Requirement:
Every record should be restated exactly, with no images included.

(Web page and app entries)

<<<<

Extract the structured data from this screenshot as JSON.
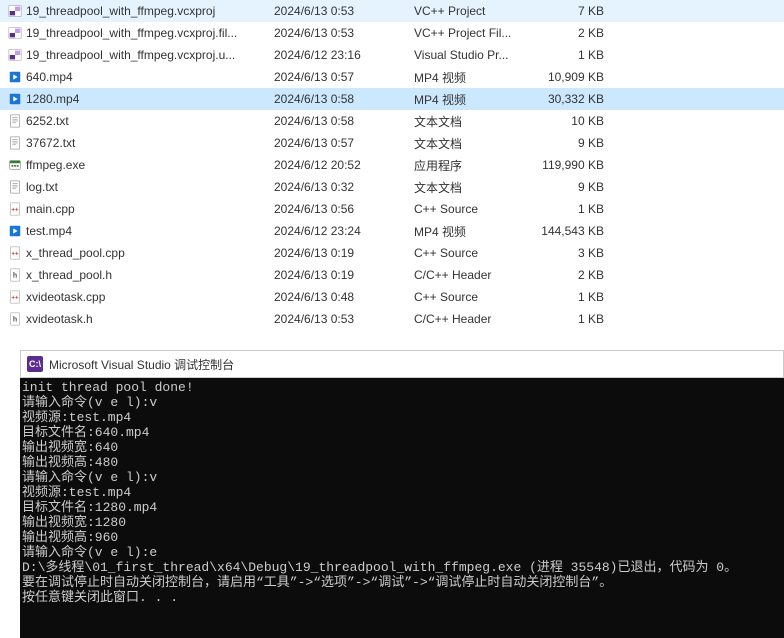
{
  "files": [
    {
      "icon": "vcxproj",
      "name": "19_threadpool_with_ffmpeg.vcxproj",
      "date": "2024/6/13 0:53",
      "type": "VC++ Project",
      "size": "7 KB"
    },
    {
      "icon": "vcxproj",
      "name": "19_threadpool_with_ffmpeg.vcxproj.fil...",
      "date": "2024/6/13 0:53",
      "type": "VC++ Project Fil...",
      "size": "2 KB"
    },
    {
      "icon": "user",
      "name": "19_threadpool_with_ffmpeg.vcxproj.u...",
      "date": "2024/6/12 23:16",
      "type": "Visual Studio Pr...",
      "size": "1 KB"
    },
    {
      "icon": "mp4",
      "name": "640.mp4",
      "date": "2024/6/13 0:57",
      "type": "MP4 视频",
      "size": "10,909 KB"
    },
    {
      "icon": "mp4",
      "name": "1280.mp4",
      "date": "2024/6/13 0:58",
      "type": "MP4 视频",
      "size": "30,332 KB",
      "selected": true
    },
    {
      "icon": "txt",
      "name": "6252.txt",
      "date": "2024/6/13 0:58",
      "type": "文本文档",
      "size": "10 KB"
    },
    {
      "icon": "txt",
      "name": "37672.txt",
      "date": "2024/6/13 0:57",
      "type": "文本文档",
      "size": "9 KB"
    },
    {
      "icon": "exe",
      "name": "ffmpeg.exe",
      "date": "2024/6/12 20:52",
      "type": "应用程序",
      "size": "119,990 KB"
    },
    {
      "icon": "txt",
      "name": "log.txt",
      "date": "2024/6/13 0:32",
      "type": "文本文档",
      "size": "9 KB"
    },
    {
      "icon": "cpp",
      "name": "main.cpp",
      "date": "2024/6/13 0:56",
      "type": "C++ Source",
      "size": "1 KB"
    },
    {
      "icon": "mp4",
      "name": "test.mp4",
      "date": "2024/6/12 23:24",
      "type": "MP4 视频",
      "size": "144,543 KB"
    },
    {
      "icon": "cpp",
      "name": "x_thread_pool.cpp",
      "date": "2024/6/13 0:19",
      "type": "C++ Source",
      "size": "3 KB"
    },
    {
      "icon": "h",
      "name": "x_thread_pool.h",
      "date": "2024/6/13 0:19",
      "type": "C/C++ Header",
      "size": "2 KB"
    },
    {
      "icon": "cpp",
      "name": "xvideotask.cpp",
      "date": "2024/6/13 0:48",
      "type": "C++ Source",
      "size": "1 KB"
    },
    {
      "icon": "h",
      "name": "xvideotask.h",
      "date": "2024/6/13 0:53",
      "type": "C/C++ Header",
      "size": "1 KB"
    }
  ],
  "console": {
    "title": "Microsoft Visual Studio 调试控制台",
    "lines": [
      "init thread pool done!",
      "请输入命令(v e l):v",
      "视频源:test.mp4",
      "目标文件名:640.mp4",
      "输出视频宽:640",
      "输出视频高:480",
      "请输入命令(v e l):v",
      "视频源:test.mp4",
      "目标文件名:1280.mp4",
      "输出视频宽:1280",
      "输出视频高:960",
      "请输入命令(v e l):e",
      "",
      "D:\\多线程\\01_first_thread\\x64\\Debug\\19_threadpool_with_ffmpeg.exe (进程 35548)已退出，代码为 0。",
      "要在调试停止时自动关闭控制台，请启用“工具”->“选项”->“调试”->“调试停止时自动关闭控制台”。",
      "按任意键关闭此窗口. . ."
    ]
  },
  "icon_colors": {
    "vcxproj": "#5c2d91",
    "user": "#5c2d91",
    "mp4": "#1976d2",
    "txt": "#666",
    "exe": "#2e7d32",
    "cpp": "#d32f2f",
    "h": "#555"
  }
}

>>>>

Result for this task:
Extract the structured data from this screenshot as JSON.
{
  "files": [
    {
      "icon": "vcxproj",
      "name": "19_threadpool_with_ffmpeg.vcxproj",
      "date": "2024/6/13 0:53",
      "type": "VC++ Project",
      "size": "7 KB"
    },
    {
      "icon": "vcxproj",
      "name": "19_threadpool_with_ffmpeg.vcxproj.fil...",
      "date": "2024/6/13 0:53",
      "type": "VC++ Project Fil...",
      "size": "2 KB"
    },
    {
      "icon": "user",
      "name": "19_threadpool_with_ffmpeg.vcxproj.u...",
      "date": "2024/6/12 23:16",
      "type": "Visual Studio Pr...",
      "size": "1 KB"
    },
    {
      "icon": "mp4",
      "name": "640.mp4",
      "date": "2024/6/13 0:57",
      "type": "MP4 视频",
      "size": "10,909 KB"
    },
    {
      "icon": "mp4",
      "name": "1280.mp4",
      "date": "2024/6/13 0:58",
      "type": "MP4 视频",
      "size": "30,332 KB",
      "selected": true
    },
    {
      "icon": "txt",
      "name": "6252.txt",
      "date": "2024/6/13 0:58",
      "type": "文本文档",
      "size": "10 KB"
    },
    {
      "icon": "txt",
      "name": "37672.txt",
      "date": "2024/6/13 0:57",
      "type": "文本文档",
      "size": "9 KB"
    },
    {
      "icon": "exe",
      "name": "ffmpeg.exe",
      "date": "2024/6/12 20:52",
      "type": "应用程序",
      "size": "119,990 KB"
    },
    {
      "icon": "txt",
      "name": "log.txt",
      "date": "2024/6/13 0:32",
      "type": "文本文档",
      "size": "9 KB"
    },
    {
      "icon": "cpp",
      "name": "main.cpp",
      "date": "2024/6/13 0:56",
      "type": "C++ Source",
      "size": "1 KB"
    },
    {
      "icon": "mp4",
      "name": "test.mp4",
      "date": "2024/6/12 23:24",
      "type": "MP4 视频",
      "size": "144,543 KB"
    },
    {
      "icon": "cpp",
      "name": "x_thread_pool.cpp",
      "date": "2024/6/13 0:19",
      "type": "C++ Source",
      "size": "3 KB"
    },
    {
      "icon": "h",
      "name": "x_thread_pool.h",
      "date": "2024/6/13 0:19",
      "type": "C/C++ Header",
      "size": "2 KB"
    },
    {
      "icon": "cpp",
      "name": "xvideotask.cpp",
      "date": "2024/6/13 0:48",
      "type": "C++ Source",
      "size": "1 KB"
    },
    {
      "icon": "h",
      "name": "xvideotask.h",
      "date": "2024/6/13 0:53",
      "type": "C/C++ Header",
      "size": "1 KB"
    }
  ],
  "console": {
    "title": "Microsoft Visual Studio 调试控制台",
    "lines": [
      "init thread pool done!",
      "请输入命令(v e l):v",
      "视频源:test.mp4",
      "目标文件名:640.mp4",
      "输出视频宽:640",
      "输出视频高:480",
      "请输入命令(v e l):v",
      "视频源:test.mp4",
      "目标文件名:1280.mp4",
      "输出视频宽:1280",
      "输出视频高:960",
      "请输入命令(v e l):e",
      "",
      "D:\\多线程\\01_first_thread\\x64\\Debug\\19_threadpool_with_ffmpeg.exe (进程 35548)已退出，代码为 0。",
      "要在调试停止时自动关闭控制台，请启用“工具”->“选项”->“调试”->“调试停止时自动关闭控制台”。",
      "按任意键关闭此窗口. . ."
    ]
  },
  "icon_colors": {
    "vcxproj": "#5c2d91",
    "user": "#5c2d91",
    "mp4": "#1976d2",
    "txt": "#666",
    "exe": "#2e7d32",
    "cpp": "#d32f2f",
    "h": "#555"
  }
}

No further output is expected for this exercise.